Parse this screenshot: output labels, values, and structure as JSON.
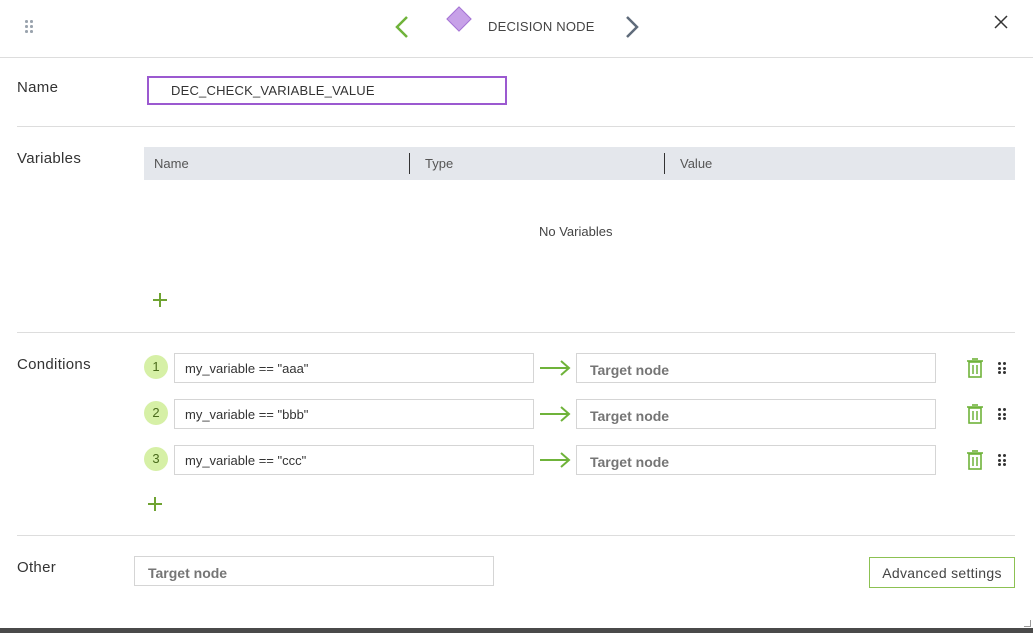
{
  "header": {
    "node_type": "DECISION NODE",
    "icons": {
      "drag": "drag-handle-icon",
      "prev": "chevron-left-icon",
      "next": "chevron-right-icon",
      "node": "diamond-icon",
      "close": "close-icon"
    },
    "colors": {
      "nav_prev": "#6fb33a",
      "nav_next": "#5f6b7a",
      "diamond": "#c7a1e8"
    }
  },
  "name_section": {
    "label": "Name",
    "value": "DEC_CHECK_VARIABLE_VALUE",
    "accent": "#9b59d0"
  },
  "variables_section": {
    "label": "Variables",
    "columns": [
      "Name",
      "Type",
      "Value"
    ],
    "empty_text": "No Variables"
  },
  "conditions_section": {
    "label": "Conditions",
    "rows": [
      {
        "num": "1",
        "expression": "my_variable == \"aaa\"",
        "target_placeholder": "Target node"
      },
      {
        "num": "2",
        "expression": "my_variable == \"bbb\"",
        "target_placeholder": "Target node"
      },
      {
        "num": "3",
        "expression": "my_variable == \"ccc\"",
        "target_placeholder": "Target node"
      }
    ],
    "accent": "#6fb33a"
  },
  "other_section": {
    "label": "Other",
    "target_placeholder": "Target node",
    "advanced_label": "Advanced settings"
  }
}
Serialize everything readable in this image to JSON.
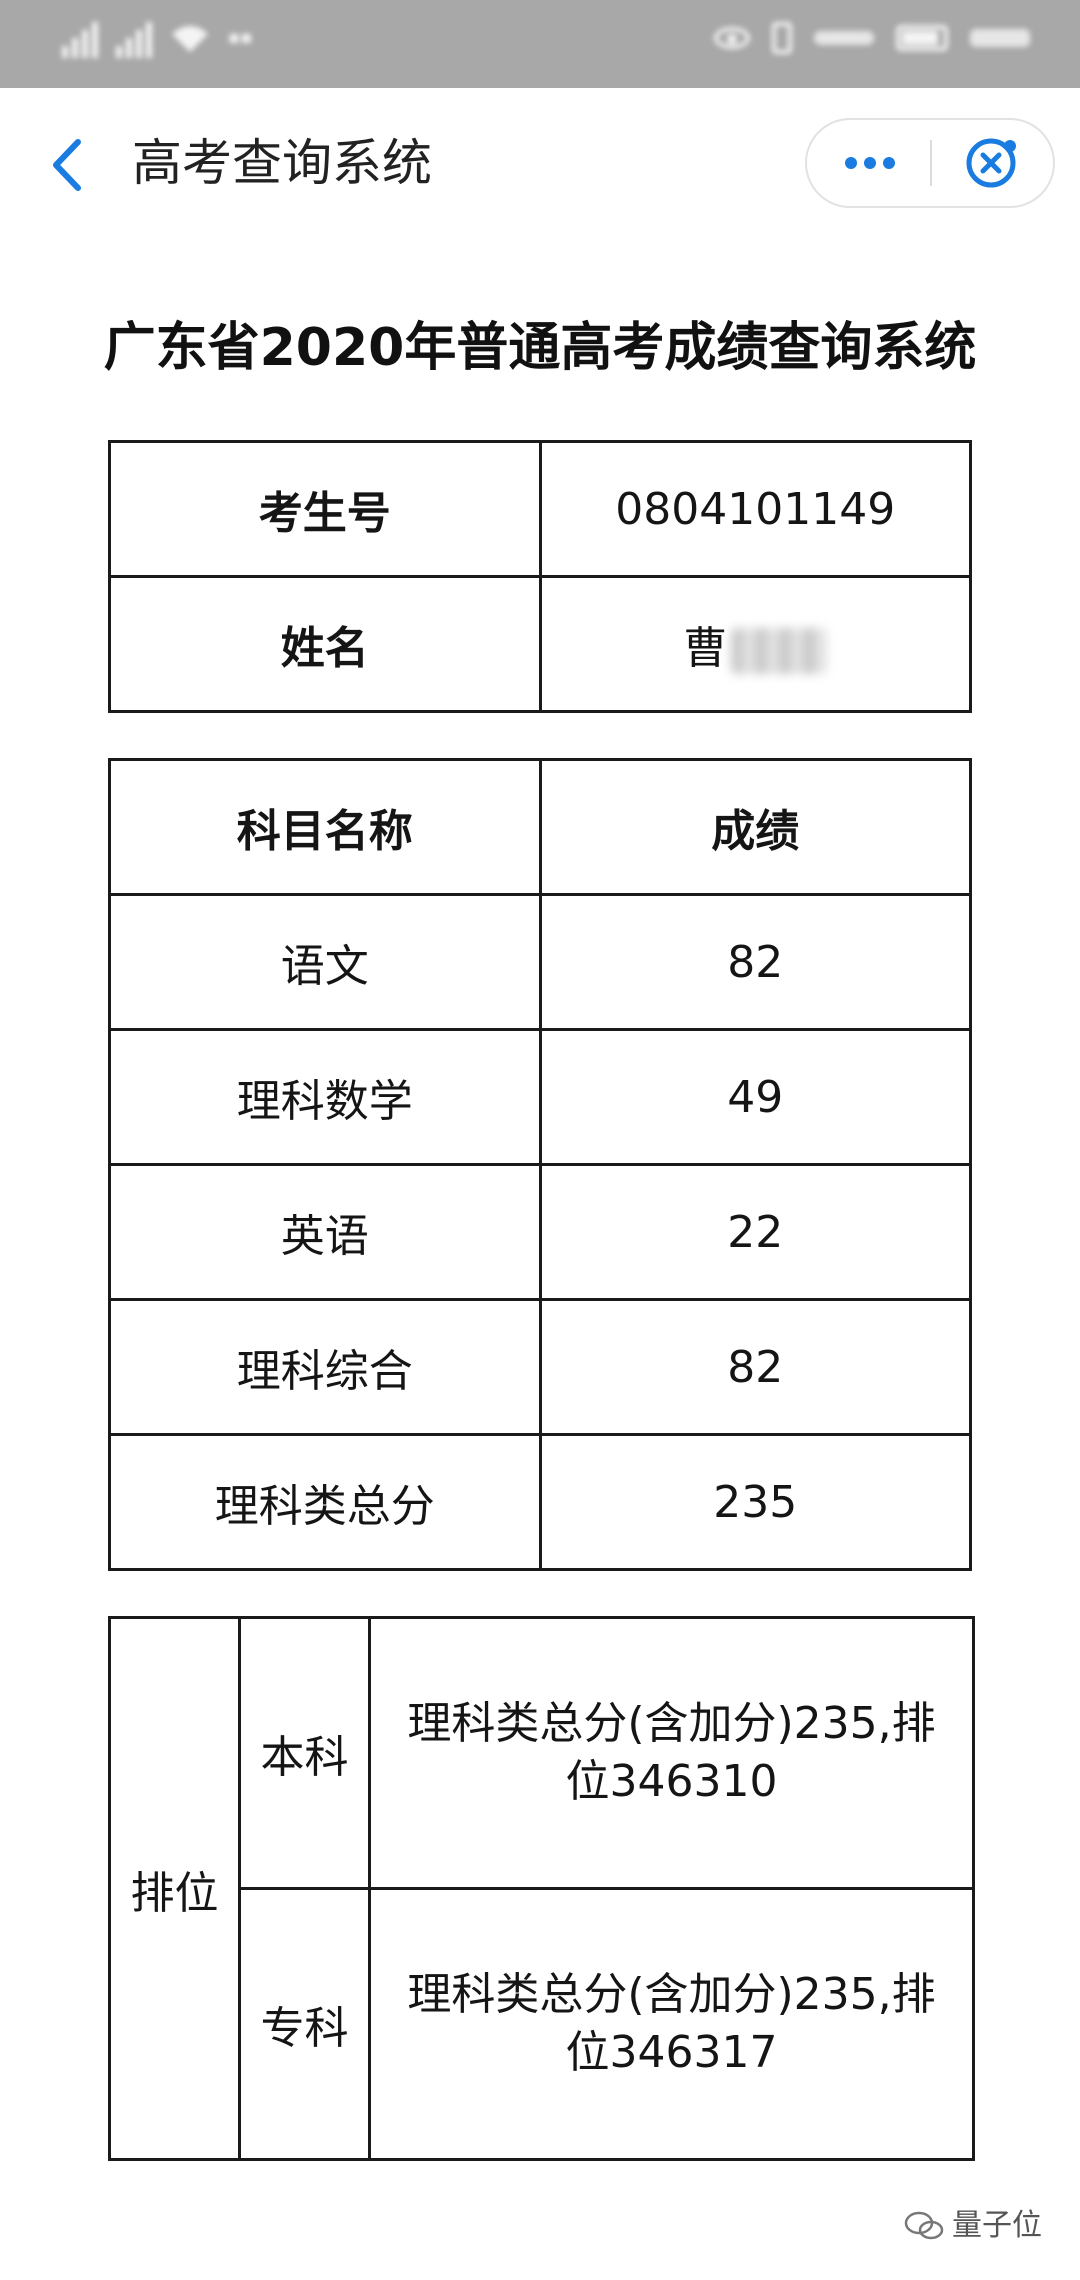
{
  "nav": {
    "title": "高考查询系统"
  },
  "page": {
    "heading": "广东省2020年普通高考成绩查询系统"
  },
  "candidate": {
    "id_label": "考生号",
    "id_value": "0804101149",
    "name_label": "姓名",
    "name_visible": "曹"
  },
  "scores": {
    "header_subject": "科目名称",
    "header_score": "成绩",
    "rows": [
      {
        "subject": "语文",
        "score": "82"
      },
      {
        "subject": "理科数学",
        "score": "49"
      },
      {
        "subject": "英语",
        "score": "22"
      },
      {
        "subject": "理科综合",
        "score": "82"
      },
      {
        "subject": "理科类总分",
        "score": "235"
      }
    ]
  },
  "ranking": {
    "label": "排位",
    "undergrad_label": "本科",
    "undergrad_text": "理科类总分(含加分)235,排位346310",
    "college_label": "专科",
    "college_text": "理科类总分(含加分)235,排位346317"
  },
  "watermark": {
    "text": "量子位"
  },
  "colors": {
    "status_bar": "#a8a8a8",
    "accent_blue": "#1a7ce0"
  }
}
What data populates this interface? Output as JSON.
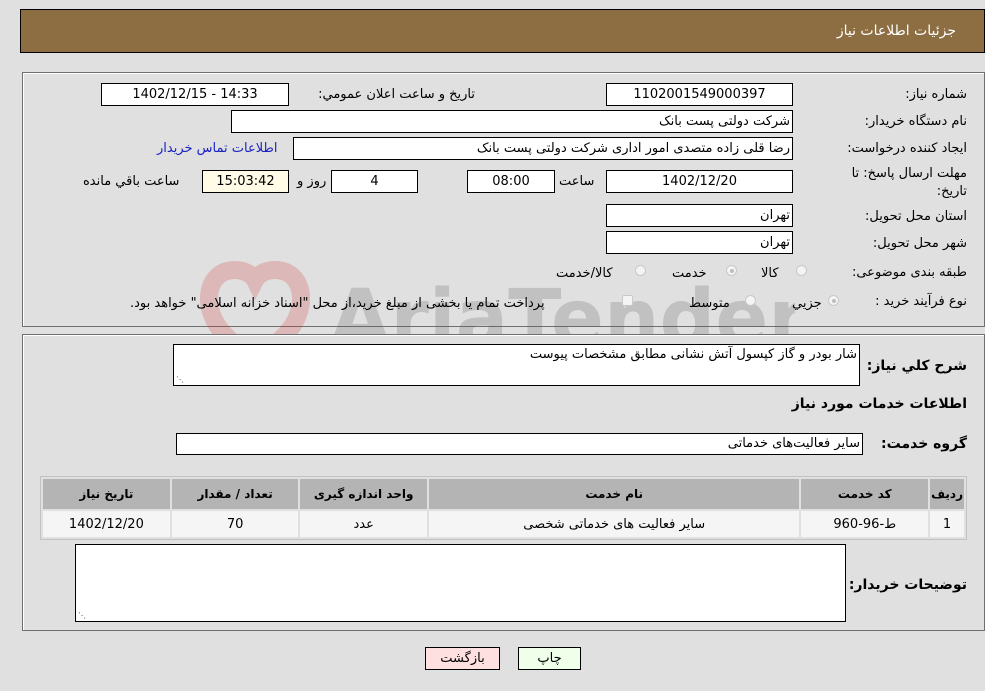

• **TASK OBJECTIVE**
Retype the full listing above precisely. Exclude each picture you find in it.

• **ANSWER BOX**
Parse this screenshot: output labels, values, and structure as JSON.
{
  "header": {
    "node_type": "DECISION NODE",
    "icons": {
      "drag": "drag-handle-icon",
      "prev": "chevron-left-icon",
      "next": "chevron-right-icon",
      "node": "diamond-icon",
      "close": "close-icon"
    },
    "colors": {
      "nav_prev": "#6fb33a",
      "nav_next": "#5f6b7a",
      "diamond": "#c7a1e8"
    }
  },
  "name_section": {
    "label": "Name",
    "value": "DEC_CHECK_VARIABLE_VALUE",
    "accent": "#9b59d0"
  },
  "variables_section": {
    "label": "Variables",
    "columns": [
      "Name",
      "Type",
      "Value"
    ],
    "empty_text": "No Variables"
  },
  "conditions_section": {
    "label": "Conditions",
    "rows": [
      {
        "num": "1",
        "expression": "my_variable == \"aaa\"",
        "target_placeholder": "Target node"
      },
      {
        "num": "2",
        "expression": "my_variable == \"bbb\"",
        "target_placeholder": "Target node"
      },
      {
        "num": "3",
        "expression": "my_variable == \"ccc\"",
        "target_placeholder": "Target node"
      }
    ],
    "accent": "#6fb33a"
  },
  "other_section": {
    "label": "Other",
    "target_placeholder": "Target node",
    "advanced_label": "Advanced settings"
  }
}
Serialize everything readable in this image to JSON.
{
  "nav": {
    "title": "高考查询系统"
  },
  "page": {
    "heading": "广东省2020年普通高考成绩查询系统"
  },
  "candidate": {
    "id_label": "考生号",
    "id_value": "0804101149",
    "name_label": "姓名",
    "name_visible": "曹"
  },
  "scores": {
    "header_subject": "科目名称",
    "header_score": "成绩",
    "rows": [
      {
        "subject": "语文",
        "score": "82"
      },
      {
        "subject": "理科数学",
        "score": "49"
      },
      {
        "subject": "英语",
        "score": "22"
      },
      {
        "subject": "理科综合",
        "score": "82"
      },
      {
        "subject": "理科类总分",
        "score": "235"
      }
    ]
  },
  "ranking": {
    "label": "排位",
    "undergrad_label": "本科",
    "undergrad_text": "理科类总分(含加分)235,排位346310",
    "college_label": "专科",
    "college_text": "理科类总分(含加分)235,排位346317"
  },
  "watermark": {
    "text": "量子位"
  },
  "colors": {
    "status_bar": "#a8a8a8",
    "accent_blue": "#1a7ce0"
  }
}
What data populates this interface? Output as JSON.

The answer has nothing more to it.